* Problem details *
Determine how many lines in the listing below contain "data", then give only that number.

* Input for this task *
□ □ □

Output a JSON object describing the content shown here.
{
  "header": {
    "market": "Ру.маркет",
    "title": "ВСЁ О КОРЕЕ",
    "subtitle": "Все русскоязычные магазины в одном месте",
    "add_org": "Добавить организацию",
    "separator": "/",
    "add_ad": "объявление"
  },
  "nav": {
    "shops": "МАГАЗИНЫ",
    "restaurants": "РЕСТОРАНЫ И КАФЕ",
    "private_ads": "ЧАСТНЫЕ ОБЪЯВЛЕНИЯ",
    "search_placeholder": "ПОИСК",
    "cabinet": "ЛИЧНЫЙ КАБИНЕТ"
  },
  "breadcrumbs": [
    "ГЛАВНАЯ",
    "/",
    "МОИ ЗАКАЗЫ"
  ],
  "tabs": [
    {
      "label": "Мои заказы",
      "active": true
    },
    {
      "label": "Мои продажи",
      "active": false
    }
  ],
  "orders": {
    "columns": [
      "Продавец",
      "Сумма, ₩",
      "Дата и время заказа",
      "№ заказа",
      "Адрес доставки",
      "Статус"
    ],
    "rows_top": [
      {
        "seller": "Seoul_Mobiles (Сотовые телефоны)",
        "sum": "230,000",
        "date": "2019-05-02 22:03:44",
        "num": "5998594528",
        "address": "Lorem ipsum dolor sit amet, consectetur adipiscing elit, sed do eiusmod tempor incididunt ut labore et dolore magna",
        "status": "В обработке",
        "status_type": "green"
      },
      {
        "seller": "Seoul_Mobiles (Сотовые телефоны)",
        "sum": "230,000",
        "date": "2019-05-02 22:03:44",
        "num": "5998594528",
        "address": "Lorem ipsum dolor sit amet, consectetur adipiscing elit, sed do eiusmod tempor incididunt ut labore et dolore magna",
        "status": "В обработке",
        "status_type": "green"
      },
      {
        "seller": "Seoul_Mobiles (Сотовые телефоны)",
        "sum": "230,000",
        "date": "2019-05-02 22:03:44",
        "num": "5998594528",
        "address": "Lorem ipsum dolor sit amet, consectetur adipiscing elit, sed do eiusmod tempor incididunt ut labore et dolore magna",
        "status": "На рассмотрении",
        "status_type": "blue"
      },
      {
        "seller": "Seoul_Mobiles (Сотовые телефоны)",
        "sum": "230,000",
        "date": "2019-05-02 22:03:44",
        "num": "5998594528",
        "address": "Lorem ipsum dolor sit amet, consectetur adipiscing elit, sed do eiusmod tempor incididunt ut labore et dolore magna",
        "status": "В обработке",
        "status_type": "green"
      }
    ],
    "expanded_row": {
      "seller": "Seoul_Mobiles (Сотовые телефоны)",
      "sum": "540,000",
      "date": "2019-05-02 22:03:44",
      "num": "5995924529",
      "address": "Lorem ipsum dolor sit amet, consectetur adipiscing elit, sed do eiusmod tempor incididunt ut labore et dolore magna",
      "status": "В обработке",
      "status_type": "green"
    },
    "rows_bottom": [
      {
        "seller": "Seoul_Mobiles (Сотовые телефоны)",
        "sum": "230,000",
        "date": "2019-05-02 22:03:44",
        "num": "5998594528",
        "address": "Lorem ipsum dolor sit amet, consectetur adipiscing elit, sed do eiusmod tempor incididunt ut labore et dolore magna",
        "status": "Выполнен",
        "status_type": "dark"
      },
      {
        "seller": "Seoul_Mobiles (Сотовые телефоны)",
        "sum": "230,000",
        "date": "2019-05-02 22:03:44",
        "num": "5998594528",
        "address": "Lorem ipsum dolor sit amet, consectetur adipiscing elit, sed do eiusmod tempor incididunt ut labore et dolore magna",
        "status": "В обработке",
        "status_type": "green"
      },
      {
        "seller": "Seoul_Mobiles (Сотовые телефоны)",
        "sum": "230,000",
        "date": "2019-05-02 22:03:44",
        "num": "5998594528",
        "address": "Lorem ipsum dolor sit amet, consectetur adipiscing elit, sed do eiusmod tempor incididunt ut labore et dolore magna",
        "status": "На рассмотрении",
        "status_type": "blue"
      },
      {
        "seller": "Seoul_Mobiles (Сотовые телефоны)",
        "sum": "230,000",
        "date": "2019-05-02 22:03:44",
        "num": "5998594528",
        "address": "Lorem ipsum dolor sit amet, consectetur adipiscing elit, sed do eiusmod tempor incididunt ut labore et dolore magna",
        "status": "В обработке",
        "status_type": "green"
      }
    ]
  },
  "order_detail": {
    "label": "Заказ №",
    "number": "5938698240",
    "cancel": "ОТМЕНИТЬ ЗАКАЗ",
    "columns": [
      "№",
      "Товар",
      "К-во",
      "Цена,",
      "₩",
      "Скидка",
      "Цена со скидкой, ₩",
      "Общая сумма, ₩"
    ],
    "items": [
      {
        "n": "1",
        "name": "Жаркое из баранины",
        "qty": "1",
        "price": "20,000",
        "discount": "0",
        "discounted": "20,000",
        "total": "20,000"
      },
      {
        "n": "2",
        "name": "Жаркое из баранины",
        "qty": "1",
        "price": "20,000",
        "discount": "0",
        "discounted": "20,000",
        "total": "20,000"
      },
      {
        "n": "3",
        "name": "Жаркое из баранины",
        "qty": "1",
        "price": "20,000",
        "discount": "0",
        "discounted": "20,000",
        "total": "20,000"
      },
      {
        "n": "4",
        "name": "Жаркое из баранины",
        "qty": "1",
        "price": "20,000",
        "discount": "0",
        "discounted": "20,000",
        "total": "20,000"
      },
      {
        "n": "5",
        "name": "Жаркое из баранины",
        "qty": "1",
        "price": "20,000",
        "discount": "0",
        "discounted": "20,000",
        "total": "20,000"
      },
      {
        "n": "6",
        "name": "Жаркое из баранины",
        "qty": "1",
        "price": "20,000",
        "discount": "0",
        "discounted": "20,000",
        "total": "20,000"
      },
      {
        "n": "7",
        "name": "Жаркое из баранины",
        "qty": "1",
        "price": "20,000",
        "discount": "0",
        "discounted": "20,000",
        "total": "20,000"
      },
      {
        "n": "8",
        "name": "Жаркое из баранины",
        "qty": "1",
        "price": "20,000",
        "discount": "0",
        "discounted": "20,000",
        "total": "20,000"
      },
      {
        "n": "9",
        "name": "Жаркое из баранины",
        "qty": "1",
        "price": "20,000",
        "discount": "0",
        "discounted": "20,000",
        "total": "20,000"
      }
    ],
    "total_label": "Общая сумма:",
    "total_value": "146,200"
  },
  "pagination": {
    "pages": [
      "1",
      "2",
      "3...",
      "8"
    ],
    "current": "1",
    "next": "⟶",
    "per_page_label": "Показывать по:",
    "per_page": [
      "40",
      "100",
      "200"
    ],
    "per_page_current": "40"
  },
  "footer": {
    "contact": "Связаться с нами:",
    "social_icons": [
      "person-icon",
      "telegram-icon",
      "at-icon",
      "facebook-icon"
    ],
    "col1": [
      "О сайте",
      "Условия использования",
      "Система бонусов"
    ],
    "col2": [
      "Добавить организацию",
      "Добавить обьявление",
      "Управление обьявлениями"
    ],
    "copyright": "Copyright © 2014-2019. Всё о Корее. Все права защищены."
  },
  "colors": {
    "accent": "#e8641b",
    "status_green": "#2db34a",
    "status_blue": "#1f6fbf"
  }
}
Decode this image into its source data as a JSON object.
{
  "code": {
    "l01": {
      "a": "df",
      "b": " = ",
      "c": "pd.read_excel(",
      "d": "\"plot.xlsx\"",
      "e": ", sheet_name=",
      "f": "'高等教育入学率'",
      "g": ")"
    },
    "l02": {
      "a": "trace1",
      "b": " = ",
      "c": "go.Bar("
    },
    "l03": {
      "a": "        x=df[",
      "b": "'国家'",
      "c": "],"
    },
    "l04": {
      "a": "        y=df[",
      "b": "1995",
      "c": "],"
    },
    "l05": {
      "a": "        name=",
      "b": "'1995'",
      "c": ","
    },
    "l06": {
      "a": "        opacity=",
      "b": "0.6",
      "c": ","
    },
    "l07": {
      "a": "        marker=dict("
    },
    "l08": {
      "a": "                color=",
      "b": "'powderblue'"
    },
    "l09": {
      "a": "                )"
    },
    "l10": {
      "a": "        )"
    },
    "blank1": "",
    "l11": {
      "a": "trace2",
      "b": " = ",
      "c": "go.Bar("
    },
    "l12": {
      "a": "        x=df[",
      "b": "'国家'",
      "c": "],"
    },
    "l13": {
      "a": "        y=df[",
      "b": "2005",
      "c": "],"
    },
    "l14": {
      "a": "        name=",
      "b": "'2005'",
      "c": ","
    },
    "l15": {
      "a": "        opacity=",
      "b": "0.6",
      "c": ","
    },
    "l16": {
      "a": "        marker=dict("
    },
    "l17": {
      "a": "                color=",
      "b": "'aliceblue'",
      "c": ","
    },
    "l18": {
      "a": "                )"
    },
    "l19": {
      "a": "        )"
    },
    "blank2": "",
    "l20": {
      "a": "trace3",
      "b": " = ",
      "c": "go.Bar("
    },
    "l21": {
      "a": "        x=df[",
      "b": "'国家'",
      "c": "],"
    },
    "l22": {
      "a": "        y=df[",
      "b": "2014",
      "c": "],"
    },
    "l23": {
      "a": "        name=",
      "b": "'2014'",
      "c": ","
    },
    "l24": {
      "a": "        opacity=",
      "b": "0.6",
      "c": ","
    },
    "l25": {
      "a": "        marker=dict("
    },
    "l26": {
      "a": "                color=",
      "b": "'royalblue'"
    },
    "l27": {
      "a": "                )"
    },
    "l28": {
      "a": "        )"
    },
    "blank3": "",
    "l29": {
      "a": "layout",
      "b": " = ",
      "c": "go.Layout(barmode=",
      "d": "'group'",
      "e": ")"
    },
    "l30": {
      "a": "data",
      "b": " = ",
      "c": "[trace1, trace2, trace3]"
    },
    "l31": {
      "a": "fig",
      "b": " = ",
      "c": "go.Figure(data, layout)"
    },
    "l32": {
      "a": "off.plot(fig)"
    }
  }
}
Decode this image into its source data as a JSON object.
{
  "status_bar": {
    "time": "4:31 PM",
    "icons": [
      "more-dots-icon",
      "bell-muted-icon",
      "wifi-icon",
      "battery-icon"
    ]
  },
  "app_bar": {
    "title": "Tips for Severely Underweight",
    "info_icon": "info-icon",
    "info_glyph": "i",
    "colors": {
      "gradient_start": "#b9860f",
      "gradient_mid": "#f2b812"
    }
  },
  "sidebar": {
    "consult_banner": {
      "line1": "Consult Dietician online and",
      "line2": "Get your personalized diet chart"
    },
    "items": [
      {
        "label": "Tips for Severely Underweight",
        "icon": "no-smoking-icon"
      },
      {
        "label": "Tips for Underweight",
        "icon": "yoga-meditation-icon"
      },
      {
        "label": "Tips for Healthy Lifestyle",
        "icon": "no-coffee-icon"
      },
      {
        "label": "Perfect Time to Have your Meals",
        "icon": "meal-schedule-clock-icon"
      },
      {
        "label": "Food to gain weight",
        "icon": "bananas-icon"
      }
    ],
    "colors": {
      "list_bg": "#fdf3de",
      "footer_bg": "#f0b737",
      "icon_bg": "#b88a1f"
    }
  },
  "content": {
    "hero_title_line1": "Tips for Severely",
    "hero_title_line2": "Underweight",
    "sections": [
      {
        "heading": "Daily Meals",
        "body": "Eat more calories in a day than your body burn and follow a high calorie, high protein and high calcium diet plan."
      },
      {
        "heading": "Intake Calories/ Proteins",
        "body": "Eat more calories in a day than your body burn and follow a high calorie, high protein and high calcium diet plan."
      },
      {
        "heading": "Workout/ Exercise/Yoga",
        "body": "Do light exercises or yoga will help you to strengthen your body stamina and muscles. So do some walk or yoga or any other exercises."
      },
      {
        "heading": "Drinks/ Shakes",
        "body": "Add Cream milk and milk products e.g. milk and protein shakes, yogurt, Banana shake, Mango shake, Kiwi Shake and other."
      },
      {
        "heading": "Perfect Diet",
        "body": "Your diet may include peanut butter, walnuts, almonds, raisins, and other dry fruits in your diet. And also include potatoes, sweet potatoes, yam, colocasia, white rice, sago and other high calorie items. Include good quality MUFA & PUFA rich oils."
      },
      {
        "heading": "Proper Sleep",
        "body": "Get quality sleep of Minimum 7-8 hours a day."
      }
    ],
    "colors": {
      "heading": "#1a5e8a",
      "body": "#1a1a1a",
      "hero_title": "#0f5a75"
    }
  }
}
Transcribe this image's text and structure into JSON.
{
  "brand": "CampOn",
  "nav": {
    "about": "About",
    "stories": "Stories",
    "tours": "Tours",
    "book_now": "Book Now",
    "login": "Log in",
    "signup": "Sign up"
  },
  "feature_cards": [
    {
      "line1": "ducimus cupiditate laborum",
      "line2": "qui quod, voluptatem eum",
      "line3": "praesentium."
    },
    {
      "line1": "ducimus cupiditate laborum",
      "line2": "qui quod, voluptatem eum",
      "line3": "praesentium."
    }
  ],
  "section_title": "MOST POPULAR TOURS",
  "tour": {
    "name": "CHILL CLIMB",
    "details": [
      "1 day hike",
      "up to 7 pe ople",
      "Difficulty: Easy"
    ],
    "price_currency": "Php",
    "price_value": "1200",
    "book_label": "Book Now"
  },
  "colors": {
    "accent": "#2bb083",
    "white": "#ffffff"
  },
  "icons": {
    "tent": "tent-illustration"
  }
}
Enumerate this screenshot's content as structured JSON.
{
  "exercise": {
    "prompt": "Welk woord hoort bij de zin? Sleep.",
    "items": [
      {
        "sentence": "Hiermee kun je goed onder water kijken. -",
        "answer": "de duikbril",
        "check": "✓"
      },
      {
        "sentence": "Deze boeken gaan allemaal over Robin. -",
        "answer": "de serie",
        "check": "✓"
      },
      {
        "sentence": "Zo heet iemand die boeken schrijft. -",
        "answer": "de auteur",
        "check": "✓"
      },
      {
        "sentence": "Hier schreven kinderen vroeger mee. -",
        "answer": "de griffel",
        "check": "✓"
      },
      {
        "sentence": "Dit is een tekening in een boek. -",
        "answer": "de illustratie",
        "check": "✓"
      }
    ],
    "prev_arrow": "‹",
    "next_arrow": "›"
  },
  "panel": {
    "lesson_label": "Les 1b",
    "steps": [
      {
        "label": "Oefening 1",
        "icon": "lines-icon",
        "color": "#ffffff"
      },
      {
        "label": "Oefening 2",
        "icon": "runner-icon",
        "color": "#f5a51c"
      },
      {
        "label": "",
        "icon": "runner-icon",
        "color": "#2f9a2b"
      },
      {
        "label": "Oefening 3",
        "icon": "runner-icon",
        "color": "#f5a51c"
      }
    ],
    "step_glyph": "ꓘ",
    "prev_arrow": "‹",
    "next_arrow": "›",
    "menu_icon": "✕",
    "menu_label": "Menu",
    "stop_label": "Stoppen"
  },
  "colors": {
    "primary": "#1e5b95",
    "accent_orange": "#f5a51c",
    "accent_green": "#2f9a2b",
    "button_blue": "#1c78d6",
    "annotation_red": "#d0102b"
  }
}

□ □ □

* Task solution *
4